What needs to be done
Return the number of lines below with "available" in them, and nothing else.

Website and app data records
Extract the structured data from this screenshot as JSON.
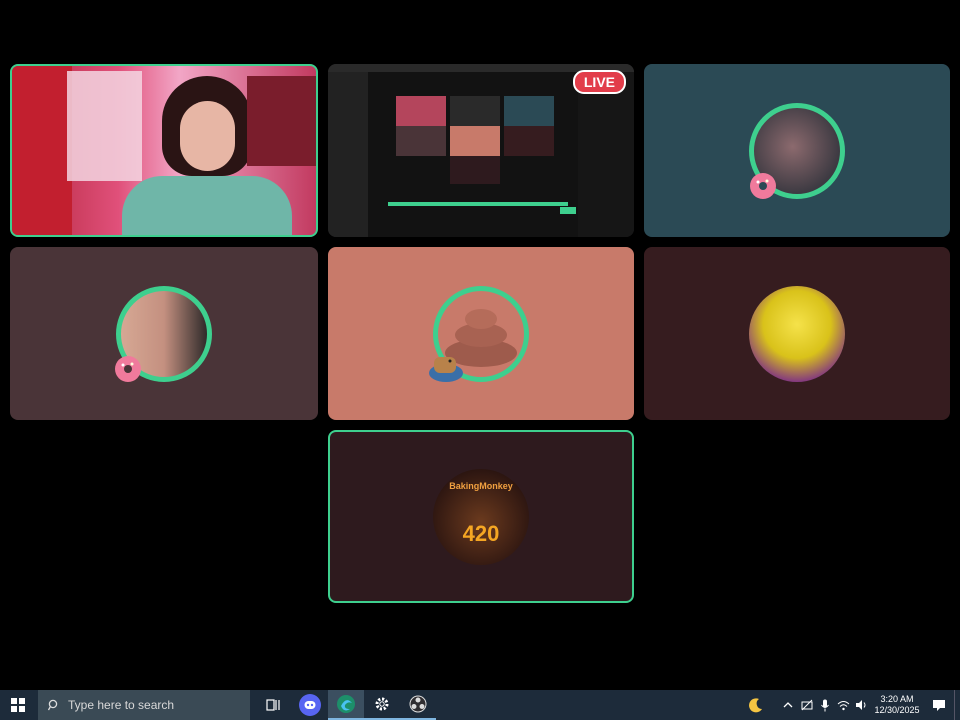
{
  "screen_share": {
    "live_badge": "LIVE"
  },
  "participants": [
    {
      "name": "participant-camera-streamer",
      "speaking": true
    },
    {
      "name": "participant-screen-share"
    },
    {
      "name": "participant-teal",
      "speaking": true
    },
    {
      "name": "participant-two-people",
      "speaking": true
    },
    {
      "name": "participant-poop",
      "speaking": true
    },
    {
      "name": "participant-anime"
    },
    {
      "name": "participant-bakingmonkey",
      "speaking": true
    }
  ],
  "avatar_text": {
    "monkey_title": "BakingMonkey",
    "monkey_number": "420"
  },
  "taskbar": {
    "search_placeholder": "Type here to search",
    "time": "3:20 AM",
    "date": "12/30/2025"
  },
  "colors": {
    "speaking_border": "#3ecf8e",
    "tile_teal": "#2b4a55",
    "tile_mauve": "#4a3438",
    "tile_salmon": "#c87a6a",
    "tile_dark_brown": "#361c1f",
    "tile_maroon": "#2e1a1e"
  }
}
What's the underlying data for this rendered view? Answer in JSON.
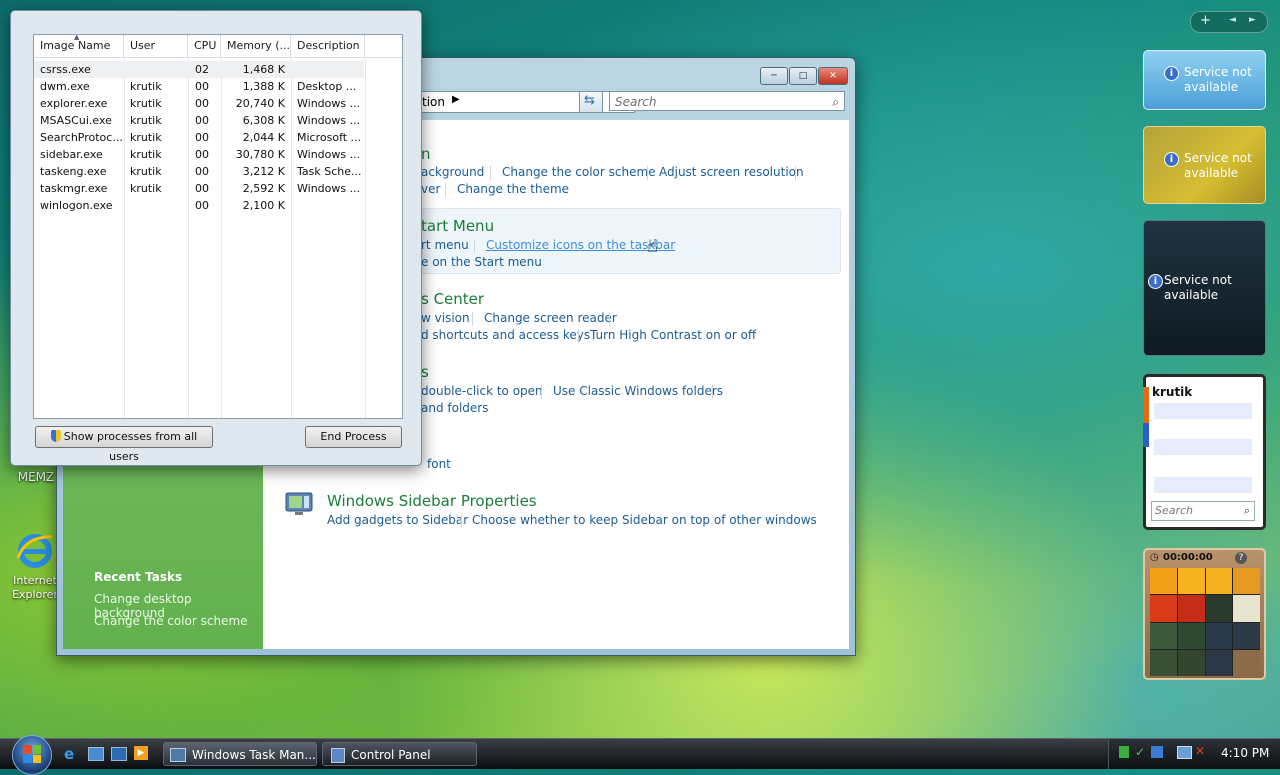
{
  "desktop": {
    "icons": [
      {
        "label": "MEMZ"
      },
      {
        "label": "Internet\nExplorer"
      }
    ]
  },
  "sidebar_controls": {
    "add": "+",
    "prev": "◄",
    "next": "►"
  },
  "control_panel": {
    "search_placeholder": "Search",
    "address_fragment": "tion",
    "sections": [
      {
        "heading": "n",
        "links": [
          "ackground",
          "Change the color scheme",
          "Adjust screen resolution",
          "ver",
          "Change the theme"
        ]
      },
      {
        "heading": "tart Menu",
        "links": [
          "rt menu",
          "Customize icons on the taskbar",
          "e on the Start menu"
        ]
      },
      {
        "heading": "s Center",
        "links": [
          "w vision",
          "Change screen reader",
          "d shortcuts and access keys",
          "Turn High Contrast on or off"
        ]
      },
      {
        "heading": "s",
        "links": [
          "double-click to open",
          "Use Classic Windows folders",
          "and folders"
        ]
      },
      {
        "heading": "",
        "links": [
          "font"
        ]
      },
      {
        "heading": "Windows Sidebar Properties",
        "links": [
          "Add gadgets to Sidebar",
          "Choose whether to keep Sidebar on top of other windows"
        ]
      }
    ],
    "recent_tasks": {
      "title": "Recent Tasks",
      "items": [
        "Change desktop background",
        "Change the color scheme"
      ]
    }
  },
  "task_manager": {
    "columns": [
      "Image Name",
      "User Name",
      "CPU",
      "Memory (...",
      "Description"
    ],
    "rows": [
      {
        "name": "csrss.exe",
        "user": "",
        "cpu": "02",
        "mem": "1,468 K",
        "desc": ""
      },
      {
        "name": "dwm.exe",
        "user": "krutik",
        "cpu": "00",
        "mem": "1,388 K",
        "desc": "Desktop ..."
      },
      {
        "name": "explorer.exe",
        "user": "krutik",
        "cpu": "00",
        "mem": "20,740 K",
        "desc": "Windows ..."
      },
      {
        "name": "MSASCui.exe",
        "user": "krutik",
        "cpu": "00",
        "mem": "6,308 K",
        "desc": "Windows ..."
      },
      {
        "name": "SearchProtoc...",
        "user": "krutik",
        "cpu": "00",
        "mem": "2,044 K",
        "desc": "Microsoft ..."
      },
      {
        "name": "sidebar.exe",
        "user": "krutik",
        "cpu": "00",
        "mem": "30,780 K",
        "desc": "Windows ..."
      },
      {
        "name": "taskeng.exe",
        "user": "krutik",
        "cpu": "00",
        "mem": "3,212 K",
        "desc": "Task Sche..."
      },
      {
        "name": "taskmgr.exe",
        "user": "krutik",
        "cpu": "00",
        "mem": "2,592 K",
        "desc": "Windows ..."
      },
      {
        "name": "winlogon.exe",
        "user": "",
        "cpu": "00",
        "mem": "2,100 K",
        "desc": ""
      }
    ],
    "show_all_label": "Show processes from all users",
    "end_process_label": "End Process"
  },
  "gadgets": {
    "weather_msg": "Service not available",
    "clock_msg": "Service not available",
    "feed_msg": "Service not available",
    "contacts_user": "krutik",
    "contacts_search": "Search",
    "puzzle_timer": "00:00:00",
    "puzzle_help": "?"
  },
  "taskbar": {
    "buttons": [
      "Windows Task Man...",
      "Control Panel"
    ],
    "clock": "4:10 PM"
  },
  "colors": {
    "accent": "#1a5d94",
    "heading": "#1b7d38"
  }
}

Output of the task
3